Adrian Grace, chief executive of Aegon UK, has a reputation of being a forceful businessman.
When he took over as chief executive in 2009, he went about turning the business, which owned the venerable Scottish Equitable brand, from a conventional life office to an investment-focused platform company, disposing of divisions and thousands of employees along the way.
Now he is bedding down the acquisitions of Cofunds, made in 2016, and Blackrock’s defined contribution workplace savings platform, and is ready to make even further acquisitions.
So what does he make of the traditional life office model?
He said: “I think that’s over. Those who think it will survive will not survive. We have to make choices now – I don’t think you can do all the things that a traditional life office did. Those that are hanging on will find that there are specialists around them that will take different pieces of the pie: some will do asset management; some will do risk protection; some people are going into platforms.
“People are starting to make decisions on which of these is right for them; those who are trying to do everything will struggle – they will find aggressive competition wherever they go.
“It’s about scale in every area of business and if you don’t do it you will fail.”
Earlier in 2016, before buying Cofunds, Mr Grace sold the annuity book to Legal & General. Why was he so keen to get out of traditional pension contracts?
Mr Grace said: “When you go back to when a lot of those decisions were taken, it became very clear to us that [this area] was not very attractive, because of the introduction of Solvency II, the capital volatility associated with annuities was very significant. We felt in a declining market with capital volatility and with poor value for customers, we felt there wasn’t a market that had a future.

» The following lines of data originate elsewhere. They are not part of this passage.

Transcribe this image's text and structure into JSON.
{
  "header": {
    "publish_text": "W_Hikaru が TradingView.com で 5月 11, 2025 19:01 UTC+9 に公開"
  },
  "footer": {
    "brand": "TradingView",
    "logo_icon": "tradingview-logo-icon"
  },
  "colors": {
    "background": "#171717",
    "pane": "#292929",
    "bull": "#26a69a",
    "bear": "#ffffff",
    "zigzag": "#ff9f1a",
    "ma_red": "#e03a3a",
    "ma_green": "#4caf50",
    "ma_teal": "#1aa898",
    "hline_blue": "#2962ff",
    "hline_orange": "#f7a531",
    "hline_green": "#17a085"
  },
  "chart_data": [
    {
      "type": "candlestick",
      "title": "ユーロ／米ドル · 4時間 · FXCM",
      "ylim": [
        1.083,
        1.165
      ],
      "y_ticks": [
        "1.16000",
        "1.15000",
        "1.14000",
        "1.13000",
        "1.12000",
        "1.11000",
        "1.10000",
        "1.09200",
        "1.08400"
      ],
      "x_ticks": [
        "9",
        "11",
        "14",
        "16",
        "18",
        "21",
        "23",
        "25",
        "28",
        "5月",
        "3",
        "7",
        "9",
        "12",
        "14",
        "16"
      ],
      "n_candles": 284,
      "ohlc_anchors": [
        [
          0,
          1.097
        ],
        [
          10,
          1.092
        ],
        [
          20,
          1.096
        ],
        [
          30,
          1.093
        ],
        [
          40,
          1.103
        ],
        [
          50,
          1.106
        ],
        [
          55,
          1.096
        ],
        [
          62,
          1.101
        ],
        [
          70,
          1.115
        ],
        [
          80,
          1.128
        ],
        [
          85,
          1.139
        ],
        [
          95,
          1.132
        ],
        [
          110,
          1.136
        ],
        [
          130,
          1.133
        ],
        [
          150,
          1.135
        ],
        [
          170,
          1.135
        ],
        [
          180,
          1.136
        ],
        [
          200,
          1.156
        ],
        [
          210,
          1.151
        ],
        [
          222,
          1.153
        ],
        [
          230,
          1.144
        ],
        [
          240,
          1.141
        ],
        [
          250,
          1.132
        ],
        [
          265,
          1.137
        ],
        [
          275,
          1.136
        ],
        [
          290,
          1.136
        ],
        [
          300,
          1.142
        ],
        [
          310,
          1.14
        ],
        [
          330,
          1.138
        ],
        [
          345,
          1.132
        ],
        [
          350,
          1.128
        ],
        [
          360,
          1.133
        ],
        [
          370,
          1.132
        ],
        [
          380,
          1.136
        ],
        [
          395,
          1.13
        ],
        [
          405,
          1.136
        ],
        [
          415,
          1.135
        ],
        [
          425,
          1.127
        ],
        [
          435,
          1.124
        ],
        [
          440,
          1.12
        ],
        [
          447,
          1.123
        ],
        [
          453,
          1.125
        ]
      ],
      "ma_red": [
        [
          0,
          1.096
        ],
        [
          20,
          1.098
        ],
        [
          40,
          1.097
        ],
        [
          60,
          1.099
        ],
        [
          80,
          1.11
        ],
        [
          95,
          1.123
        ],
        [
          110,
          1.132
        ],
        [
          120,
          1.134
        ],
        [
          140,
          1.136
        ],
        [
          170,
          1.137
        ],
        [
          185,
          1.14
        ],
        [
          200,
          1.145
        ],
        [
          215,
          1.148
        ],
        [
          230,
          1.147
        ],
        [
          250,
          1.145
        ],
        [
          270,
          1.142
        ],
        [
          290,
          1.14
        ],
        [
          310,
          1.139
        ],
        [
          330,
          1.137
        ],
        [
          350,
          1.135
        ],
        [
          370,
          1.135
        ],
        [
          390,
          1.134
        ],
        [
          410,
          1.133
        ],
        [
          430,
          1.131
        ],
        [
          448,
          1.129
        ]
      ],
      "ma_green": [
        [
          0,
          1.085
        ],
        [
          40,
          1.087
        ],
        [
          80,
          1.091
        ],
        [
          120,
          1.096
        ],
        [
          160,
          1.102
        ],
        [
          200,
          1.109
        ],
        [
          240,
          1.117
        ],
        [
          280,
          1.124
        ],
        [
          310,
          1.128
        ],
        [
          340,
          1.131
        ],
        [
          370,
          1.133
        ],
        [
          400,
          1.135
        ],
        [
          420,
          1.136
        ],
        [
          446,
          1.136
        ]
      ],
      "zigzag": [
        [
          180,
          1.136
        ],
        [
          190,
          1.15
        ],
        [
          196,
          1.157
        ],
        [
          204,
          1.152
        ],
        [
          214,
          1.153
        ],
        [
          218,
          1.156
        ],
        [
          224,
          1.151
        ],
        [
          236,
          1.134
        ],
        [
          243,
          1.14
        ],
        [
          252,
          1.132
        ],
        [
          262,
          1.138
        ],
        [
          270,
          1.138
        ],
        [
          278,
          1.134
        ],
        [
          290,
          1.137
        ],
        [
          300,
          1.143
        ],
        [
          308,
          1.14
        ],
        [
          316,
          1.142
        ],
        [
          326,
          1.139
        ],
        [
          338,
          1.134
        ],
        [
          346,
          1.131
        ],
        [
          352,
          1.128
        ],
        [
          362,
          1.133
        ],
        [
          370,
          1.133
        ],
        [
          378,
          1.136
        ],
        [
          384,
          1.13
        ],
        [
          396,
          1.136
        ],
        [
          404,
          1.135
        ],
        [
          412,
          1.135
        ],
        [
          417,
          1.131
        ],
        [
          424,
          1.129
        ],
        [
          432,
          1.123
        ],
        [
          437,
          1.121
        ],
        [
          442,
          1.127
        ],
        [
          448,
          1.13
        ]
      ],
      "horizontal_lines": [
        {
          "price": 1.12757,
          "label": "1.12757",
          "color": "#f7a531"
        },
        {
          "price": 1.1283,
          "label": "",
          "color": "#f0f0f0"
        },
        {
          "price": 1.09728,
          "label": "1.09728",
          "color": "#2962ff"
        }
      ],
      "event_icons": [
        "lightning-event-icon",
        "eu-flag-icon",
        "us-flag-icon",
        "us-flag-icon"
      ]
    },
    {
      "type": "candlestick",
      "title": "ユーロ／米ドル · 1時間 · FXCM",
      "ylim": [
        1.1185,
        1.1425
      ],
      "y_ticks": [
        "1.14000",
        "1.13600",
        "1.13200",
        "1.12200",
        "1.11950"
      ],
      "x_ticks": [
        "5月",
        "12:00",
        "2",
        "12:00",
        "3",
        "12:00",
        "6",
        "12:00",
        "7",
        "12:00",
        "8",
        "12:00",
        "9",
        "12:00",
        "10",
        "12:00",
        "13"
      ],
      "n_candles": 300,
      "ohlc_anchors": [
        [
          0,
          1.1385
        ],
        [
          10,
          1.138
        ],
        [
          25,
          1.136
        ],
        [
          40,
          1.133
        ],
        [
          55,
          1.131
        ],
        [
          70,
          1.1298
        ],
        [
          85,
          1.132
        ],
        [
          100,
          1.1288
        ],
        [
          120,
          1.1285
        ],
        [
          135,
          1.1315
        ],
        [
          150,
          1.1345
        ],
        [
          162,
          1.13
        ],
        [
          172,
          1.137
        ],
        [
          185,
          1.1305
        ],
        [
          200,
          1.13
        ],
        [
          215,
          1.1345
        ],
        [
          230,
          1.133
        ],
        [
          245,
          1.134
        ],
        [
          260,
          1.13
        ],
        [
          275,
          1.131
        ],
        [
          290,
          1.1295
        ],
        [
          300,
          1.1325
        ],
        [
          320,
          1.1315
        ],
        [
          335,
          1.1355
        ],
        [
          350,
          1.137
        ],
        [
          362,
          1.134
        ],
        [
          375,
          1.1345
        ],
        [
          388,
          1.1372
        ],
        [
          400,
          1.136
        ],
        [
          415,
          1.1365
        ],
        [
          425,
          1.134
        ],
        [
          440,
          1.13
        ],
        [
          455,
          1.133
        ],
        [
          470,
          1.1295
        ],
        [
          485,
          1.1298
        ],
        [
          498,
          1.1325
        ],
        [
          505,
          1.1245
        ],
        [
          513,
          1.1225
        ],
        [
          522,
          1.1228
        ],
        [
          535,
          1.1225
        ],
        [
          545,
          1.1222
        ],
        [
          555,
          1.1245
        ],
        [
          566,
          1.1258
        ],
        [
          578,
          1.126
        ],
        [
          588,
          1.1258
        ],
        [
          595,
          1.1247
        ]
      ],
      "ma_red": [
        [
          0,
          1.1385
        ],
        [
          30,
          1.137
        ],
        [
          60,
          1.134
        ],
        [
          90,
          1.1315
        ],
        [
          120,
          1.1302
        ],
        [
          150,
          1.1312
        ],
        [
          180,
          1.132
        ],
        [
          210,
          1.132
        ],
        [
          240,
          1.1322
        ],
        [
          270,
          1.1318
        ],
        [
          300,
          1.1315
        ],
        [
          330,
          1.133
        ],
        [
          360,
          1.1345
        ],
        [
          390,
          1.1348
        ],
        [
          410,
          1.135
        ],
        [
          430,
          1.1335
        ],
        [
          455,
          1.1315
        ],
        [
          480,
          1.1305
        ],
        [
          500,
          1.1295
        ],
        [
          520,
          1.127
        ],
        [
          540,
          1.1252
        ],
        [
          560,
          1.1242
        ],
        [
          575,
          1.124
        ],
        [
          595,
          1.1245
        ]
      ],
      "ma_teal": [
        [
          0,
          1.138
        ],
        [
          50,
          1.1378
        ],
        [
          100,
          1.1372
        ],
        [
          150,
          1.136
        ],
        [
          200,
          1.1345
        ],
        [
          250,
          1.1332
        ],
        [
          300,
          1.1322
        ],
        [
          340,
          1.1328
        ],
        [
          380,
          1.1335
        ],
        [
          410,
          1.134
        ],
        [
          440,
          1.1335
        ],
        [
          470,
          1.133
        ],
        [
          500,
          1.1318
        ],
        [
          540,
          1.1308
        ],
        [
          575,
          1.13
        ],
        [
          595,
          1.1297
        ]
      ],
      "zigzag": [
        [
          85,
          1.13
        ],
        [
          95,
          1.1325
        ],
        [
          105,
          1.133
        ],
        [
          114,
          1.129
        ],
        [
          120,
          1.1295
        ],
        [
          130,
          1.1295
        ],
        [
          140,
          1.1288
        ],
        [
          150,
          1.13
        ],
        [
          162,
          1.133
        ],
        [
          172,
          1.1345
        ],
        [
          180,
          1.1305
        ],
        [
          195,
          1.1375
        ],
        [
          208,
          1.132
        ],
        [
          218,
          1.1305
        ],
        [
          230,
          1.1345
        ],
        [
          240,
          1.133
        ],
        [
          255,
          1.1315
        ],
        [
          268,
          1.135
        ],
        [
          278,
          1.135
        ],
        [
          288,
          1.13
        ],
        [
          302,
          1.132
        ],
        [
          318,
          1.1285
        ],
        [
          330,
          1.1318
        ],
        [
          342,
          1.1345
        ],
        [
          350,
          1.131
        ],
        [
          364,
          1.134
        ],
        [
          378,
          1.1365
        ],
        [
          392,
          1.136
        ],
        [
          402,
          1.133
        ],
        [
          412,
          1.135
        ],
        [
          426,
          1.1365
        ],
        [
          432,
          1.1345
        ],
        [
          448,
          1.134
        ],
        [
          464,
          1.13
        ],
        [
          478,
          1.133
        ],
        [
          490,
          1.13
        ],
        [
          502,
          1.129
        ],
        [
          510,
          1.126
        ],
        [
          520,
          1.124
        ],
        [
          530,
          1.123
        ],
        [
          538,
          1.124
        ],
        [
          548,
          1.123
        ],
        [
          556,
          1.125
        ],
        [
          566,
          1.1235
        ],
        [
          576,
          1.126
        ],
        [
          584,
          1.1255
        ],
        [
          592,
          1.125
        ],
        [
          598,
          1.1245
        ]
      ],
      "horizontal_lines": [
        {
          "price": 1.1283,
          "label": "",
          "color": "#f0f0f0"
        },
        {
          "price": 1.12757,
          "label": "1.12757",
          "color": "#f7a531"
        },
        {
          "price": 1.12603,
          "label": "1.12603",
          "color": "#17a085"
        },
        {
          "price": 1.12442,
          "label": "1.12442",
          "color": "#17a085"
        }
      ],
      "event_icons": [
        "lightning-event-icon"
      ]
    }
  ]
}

“You have to balance liabilities and assets and you back them with equities and bonds. We’ve been in a bull run for quite a long time and some time those bonds will default in a down market and the volatility will increase. We decided while the going was good to get out of that market and get into the fee-based sector.”
Mr Grace is clear that his vision for Aegon now is to be “adviser focused ... we’re trying to build the services to support the needs of advisers. We don’t want to take advice risk ourselves, we think that’s a specialist area and that’s something that advisers are well-equipped to take on. We want to offer all the services that advisers need to take on and work in partnership with them.”
To this end, Mr Grace makes a big distinction between his company and Standard Life Aberdeen, which has just offloaded its own pension book, has a big platform and is building its own financial advice business, 1825.